After two major Supreme Court rulings this summer that boosted gay rights, organizers of Equal Marriage Arizona said they would start collecting signatures for a 2014 ballot measure. But Monday they announced the effort was dead, saying that more established gay rights groups in the state would not offer their support.
“When someone new steps in that we’ve never heard of or seen before, we want to know who they are and where they’re coming from," said Melanie Puskar-Blakely, who chairs the Phoenix LGBT rights group HERO. It originally supported the measure and helped gather signatures.
"After some meetings with legal counsel, it was brought to our attention that the wording may actually not obtain what we hope to obtain here in the state as far as equal marriage goes,” said Puskar-Blakely.
That is because heterosexual marriage is written into Arizona’s constitution and was passed into law by the voters several years ago. Puskar-Blakely said the measure as written would not address both. Her group withdrew its support two weeks ago after raising its concerns with initiative organizers and hearing nothing back.
There is also the question of timing. Sheila Kloefkorn is a member of the Human Rights Campaign’s national board who lives in Arizona.

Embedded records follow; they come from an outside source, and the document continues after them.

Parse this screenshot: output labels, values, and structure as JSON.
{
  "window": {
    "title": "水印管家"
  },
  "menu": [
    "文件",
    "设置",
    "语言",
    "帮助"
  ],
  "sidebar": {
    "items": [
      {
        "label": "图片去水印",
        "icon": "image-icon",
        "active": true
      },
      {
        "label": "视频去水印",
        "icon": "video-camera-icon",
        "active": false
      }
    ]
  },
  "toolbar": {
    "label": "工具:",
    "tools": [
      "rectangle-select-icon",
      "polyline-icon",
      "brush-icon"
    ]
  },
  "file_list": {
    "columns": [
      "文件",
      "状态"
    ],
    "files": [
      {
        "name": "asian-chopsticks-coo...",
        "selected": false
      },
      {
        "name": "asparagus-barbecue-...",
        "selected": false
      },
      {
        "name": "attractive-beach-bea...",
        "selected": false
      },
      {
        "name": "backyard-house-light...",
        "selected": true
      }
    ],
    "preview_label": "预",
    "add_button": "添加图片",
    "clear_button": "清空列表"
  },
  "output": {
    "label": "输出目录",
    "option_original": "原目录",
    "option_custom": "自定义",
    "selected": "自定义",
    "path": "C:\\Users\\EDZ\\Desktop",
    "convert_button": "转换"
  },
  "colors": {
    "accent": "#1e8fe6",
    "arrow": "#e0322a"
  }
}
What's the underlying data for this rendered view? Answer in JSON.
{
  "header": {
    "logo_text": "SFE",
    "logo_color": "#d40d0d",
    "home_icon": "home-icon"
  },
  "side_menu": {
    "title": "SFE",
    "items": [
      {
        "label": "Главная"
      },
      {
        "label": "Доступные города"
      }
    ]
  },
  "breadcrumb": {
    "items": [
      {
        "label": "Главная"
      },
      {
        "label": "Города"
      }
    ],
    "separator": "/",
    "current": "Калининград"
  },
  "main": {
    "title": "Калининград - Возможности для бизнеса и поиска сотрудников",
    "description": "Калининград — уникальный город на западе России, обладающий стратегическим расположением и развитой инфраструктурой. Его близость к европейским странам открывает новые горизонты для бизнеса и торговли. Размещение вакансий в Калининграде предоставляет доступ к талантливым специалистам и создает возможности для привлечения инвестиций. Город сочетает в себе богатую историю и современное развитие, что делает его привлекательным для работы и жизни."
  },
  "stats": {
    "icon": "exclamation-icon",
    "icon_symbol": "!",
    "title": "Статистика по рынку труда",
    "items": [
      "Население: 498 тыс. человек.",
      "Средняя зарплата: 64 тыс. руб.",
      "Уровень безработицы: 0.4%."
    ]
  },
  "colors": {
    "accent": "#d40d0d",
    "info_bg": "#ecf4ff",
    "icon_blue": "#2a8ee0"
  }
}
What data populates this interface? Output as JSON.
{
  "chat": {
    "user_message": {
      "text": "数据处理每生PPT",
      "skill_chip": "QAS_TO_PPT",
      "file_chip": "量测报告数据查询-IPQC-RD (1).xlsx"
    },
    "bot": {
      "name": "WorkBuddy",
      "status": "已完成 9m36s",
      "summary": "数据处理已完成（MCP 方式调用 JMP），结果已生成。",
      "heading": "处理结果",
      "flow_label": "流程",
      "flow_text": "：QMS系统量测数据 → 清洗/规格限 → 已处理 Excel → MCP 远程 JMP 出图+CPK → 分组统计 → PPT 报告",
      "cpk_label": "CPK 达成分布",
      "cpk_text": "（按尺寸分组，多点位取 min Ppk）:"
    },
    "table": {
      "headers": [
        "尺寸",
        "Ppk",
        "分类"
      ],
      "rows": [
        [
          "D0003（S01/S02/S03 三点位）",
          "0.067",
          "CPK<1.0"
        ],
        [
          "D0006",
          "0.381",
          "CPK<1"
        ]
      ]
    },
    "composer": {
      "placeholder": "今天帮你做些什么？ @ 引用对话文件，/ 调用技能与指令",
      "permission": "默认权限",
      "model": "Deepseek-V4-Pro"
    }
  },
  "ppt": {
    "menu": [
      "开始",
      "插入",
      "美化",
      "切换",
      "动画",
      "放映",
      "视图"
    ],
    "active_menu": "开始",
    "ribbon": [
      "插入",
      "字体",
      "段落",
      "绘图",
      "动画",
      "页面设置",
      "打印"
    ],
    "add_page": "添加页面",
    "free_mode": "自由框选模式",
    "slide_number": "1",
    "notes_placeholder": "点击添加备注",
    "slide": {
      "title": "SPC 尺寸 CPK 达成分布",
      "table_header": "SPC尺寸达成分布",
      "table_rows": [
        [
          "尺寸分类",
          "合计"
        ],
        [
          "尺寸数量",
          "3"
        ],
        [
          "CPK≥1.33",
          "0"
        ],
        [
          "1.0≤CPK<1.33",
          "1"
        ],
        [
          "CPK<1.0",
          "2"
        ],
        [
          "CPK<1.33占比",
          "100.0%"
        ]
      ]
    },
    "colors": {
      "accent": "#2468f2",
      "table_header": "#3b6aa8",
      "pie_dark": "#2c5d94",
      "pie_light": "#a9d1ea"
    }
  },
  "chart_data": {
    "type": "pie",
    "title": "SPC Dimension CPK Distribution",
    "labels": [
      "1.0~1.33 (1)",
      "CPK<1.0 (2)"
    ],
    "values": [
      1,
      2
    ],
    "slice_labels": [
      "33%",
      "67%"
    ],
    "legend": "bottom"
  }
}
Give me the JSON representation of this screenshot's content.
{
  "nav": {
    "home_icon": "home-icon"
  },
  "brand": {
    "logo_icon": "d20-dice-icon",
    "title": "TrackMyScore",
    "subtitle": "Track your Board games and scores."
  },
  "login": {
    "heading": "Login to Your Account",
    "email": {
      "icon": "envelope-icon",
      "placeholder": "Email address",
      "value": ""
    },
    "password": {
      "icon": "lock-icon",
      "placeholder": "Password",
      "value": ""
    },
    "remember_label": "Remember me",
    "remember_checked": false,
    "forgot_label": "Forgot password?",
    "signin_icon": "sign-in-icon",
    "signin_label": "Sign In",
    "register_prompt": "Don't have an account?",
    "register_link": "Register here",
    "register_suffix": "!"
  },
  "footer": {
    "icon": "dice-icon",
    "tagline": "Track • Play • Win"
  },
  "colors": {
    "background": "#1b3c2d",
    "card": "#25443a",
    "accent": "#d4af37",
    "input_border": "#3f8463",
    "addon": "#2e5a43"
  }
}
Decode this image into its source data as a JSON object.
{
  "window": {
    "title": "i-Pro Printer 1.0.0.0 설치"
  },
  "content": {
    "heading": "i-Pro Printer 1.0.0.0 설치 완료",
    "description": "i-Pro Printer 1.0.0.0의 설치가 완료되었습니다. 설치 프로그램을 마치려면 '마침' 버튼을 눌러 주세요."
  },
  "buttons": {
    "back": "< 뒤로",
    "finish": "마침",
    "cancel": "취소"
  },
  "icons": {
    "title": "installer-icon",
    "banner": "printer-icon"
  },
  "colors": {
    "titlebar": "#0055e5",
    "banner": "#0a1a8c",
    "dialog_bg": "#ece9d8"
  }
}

“Doing a ballot initiative in 2014, you have less voter turnout," Kloefkorn said. "We felt like [educating] Arizonans about the importance of marriage takes a little time, and our chances for success are a lot higher in 2016, in a presidential election year.”
Opponents of gay marriage celebrated today’s announcement, but the effort to change Arizona’s marriage laws may not be dead. An announcement could come in the next couple of weeks.
Updated 9/10/2013 at 5:04 p.m.